Excerpts from a dataset
★ ★ ★ ★ ★

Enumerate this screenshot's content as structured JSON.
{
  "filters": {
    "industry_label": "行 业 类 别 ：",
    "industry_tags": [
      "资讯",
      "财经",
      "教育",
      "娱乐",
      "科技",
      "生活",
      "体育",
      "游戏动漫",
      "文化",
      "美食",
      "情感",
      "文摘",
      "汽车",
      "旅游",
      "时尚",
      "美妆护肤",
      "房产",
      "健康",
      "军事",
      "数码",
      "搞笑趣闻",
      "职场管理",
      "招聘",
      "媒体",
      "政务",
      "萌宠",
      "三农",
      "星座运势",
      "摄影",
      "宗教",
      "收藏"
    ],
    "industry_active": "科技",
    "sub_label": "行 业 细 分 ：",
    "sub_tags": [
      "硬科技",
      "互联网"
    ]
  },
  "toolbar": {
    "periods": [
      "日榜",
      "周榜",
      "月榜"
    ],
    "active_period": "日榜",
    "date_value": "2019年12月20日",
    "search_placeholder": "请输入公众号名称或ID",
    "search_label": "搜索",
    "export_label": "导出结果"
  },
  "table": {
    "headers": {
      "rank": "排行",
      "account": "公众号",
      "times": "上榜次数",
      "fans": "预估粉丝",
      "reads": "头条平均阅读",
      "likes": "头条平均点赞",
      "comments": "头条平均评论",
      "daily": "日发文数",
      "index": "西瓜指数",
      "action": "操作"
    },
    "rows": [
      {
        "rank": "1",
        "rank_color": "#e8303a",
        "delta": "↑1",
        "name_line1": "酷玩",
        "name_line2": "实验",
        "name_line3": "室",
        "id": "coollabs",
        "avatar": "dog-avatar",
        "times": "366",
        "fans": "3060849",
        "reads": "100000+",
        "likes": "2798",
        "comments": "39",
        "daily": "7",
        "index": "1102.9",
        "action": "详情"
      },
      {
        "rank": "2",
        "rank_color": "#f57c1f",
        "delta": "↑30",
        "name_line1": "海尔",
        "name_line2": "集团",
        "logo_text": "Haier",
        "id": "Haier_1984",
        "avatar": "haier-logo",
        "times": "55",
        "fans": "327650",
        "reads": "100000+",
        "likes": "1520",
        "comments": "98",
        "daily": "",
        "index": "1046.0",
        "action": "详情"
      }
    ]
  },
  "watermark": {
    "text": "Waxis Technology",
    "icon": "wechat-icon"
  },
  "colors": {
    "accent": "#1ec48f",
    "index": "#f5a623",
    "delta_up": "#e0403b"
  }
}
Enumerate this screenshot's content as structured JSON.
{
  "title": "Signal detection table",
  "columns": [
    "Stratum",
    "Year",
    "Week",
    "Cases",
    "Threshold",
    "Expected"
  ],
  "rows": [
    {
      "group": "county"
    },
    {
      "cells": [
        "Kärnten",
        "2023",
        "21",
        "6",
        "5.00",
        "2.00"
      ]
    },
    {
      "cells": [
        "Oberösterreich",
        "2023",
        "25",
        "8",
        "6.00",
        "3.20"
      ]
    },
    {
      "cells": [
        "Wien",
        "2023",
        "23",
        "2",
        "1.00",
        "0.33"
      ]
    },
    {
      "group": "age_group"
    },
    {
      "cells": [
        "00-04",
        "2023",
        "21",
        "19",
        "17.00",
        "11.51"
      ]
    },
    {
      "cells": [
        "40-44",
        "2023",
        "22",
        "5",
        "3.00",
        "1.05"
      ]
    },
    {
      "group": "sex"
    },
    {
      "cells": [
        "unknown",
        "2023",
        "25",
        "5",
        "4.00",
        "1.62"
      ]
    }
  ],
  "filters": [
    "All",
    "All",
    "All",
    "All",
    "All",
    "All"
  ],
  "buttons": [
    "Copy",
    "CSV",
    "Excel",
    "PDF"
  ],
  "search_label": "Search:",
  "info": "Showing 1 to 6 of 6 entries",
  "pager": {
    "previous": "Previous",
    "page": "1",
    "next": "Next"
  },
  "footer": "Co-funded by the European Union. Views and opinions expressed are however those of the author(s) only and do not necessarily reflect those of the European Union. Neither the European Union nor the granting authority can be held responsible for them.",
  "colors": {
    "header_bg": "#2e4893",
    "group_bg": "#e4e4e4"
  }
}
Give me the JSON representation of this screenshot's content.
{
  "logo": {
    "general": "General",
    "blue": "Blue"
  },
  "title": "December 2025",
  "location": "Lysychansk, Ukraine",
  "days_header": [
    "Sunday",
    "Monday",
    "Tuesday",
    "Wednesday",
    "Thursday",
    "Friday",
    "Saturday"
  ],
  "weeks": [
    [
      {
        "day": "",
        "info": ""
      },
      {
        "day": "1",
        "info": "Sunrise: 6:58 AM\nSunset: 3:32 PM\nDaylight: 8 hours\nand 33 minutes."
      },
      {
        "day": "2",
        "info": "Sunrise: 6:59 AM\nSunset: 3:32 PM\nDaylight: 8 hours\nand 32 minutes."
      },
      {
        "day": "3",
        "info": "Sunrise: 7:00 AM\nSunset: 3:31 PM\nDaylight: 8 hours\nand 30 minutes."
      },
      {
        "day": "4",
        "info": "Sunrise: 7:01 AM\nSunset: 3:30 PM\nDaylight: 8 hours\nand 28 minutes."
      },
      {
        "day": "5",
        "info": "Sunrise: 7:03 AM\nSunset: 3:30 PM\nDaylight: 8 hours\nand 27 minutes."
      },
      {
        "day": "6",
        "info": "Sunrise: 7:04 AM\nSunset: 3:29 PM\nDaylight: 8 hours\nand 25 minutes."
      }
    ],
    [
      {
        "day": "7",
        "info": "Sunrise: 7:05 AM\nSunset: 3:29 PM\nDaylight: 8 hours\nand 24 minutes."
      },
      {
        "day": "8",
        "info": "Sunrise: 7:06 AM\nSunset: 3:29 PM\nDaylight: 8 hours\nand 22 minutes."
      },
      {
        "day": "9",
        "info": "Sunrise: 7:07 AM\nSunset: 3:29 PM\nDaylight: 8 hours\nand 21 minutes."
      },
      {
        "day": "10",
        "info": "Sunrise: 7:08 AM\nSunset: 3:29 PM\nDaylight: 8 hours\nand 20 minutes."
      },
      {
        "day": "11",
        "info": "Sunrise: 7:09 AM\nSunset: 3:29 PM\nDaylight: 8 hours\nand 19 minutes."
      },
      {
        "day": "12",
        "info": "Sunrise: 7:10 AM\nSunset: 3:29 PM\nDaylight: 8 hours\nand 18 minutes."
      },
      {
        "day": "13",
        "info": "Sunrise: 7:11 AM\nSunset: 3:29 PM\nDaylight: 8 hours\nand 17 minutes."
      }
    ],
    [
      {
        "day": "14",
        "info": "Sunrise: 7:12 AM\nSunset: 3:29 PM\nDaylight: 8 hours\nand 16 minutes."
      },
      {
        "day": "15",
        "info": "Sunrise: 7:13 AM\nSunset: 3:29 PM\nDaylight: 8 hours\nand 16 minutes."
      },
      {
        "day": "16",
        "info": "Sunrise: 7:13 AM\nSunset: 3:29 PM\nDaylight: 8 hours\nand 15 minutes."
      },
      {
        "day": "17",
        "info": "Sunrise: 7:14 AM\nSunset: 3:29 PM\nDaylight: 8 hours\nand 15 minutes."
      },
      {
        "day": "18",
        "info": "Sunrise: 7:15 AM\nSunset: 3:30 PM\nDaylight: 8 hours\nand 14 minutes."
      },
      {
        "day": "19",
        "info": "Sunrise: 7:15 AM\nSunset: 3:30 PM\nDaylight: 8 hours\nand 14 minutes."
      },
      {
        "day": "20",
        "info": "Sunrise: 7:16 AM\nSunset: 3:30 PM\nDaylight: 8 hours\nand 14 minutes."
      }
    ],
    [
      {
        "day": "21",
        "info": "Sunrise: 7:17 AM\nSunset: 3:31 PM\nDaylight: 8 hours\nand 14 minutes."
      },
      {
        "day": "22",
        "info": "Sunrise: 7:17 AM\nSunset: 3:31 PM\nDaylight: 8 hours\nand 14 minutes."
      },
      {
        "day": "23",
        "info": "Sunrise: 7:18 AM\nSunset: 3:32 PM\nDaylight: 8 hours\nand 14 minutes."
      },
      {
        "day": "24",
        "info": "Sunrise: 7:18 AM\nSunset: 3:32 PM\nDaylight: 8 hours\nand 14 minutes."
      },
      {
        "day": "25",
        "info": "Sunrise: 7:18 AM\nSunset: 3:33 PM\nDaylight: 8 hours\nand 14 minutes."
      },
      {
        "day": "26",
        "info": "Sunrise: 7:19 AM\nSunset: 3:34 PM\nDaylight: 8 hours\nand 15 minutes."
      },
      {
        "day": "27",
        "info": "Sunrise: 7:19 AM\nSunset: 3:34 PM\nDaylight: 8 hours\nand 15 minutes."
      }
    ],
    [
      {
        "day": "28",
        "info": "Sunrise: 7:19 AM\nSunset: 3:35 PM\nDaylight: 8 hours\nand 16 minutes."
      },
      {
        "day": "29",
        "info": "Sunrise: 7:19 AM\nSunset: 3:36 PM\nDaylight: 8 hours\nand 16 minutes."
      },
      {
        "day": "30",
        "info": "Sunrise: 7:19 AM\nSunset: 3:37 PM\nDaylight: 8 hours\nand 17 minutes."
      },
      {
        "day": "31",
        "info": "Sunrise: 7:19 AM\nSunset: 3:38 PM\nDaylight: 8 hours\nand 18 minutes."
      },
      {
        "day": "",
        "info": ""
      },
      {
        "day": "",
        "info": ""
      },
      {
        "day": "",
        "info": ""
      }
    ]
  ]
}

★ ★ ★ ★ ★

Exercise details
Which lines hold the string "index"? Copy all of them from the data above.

Response to this exercise
      "index": "西瓜指数",
        "index": "1102.9",
        "index": "1046.0",
    "index": "#f5a623",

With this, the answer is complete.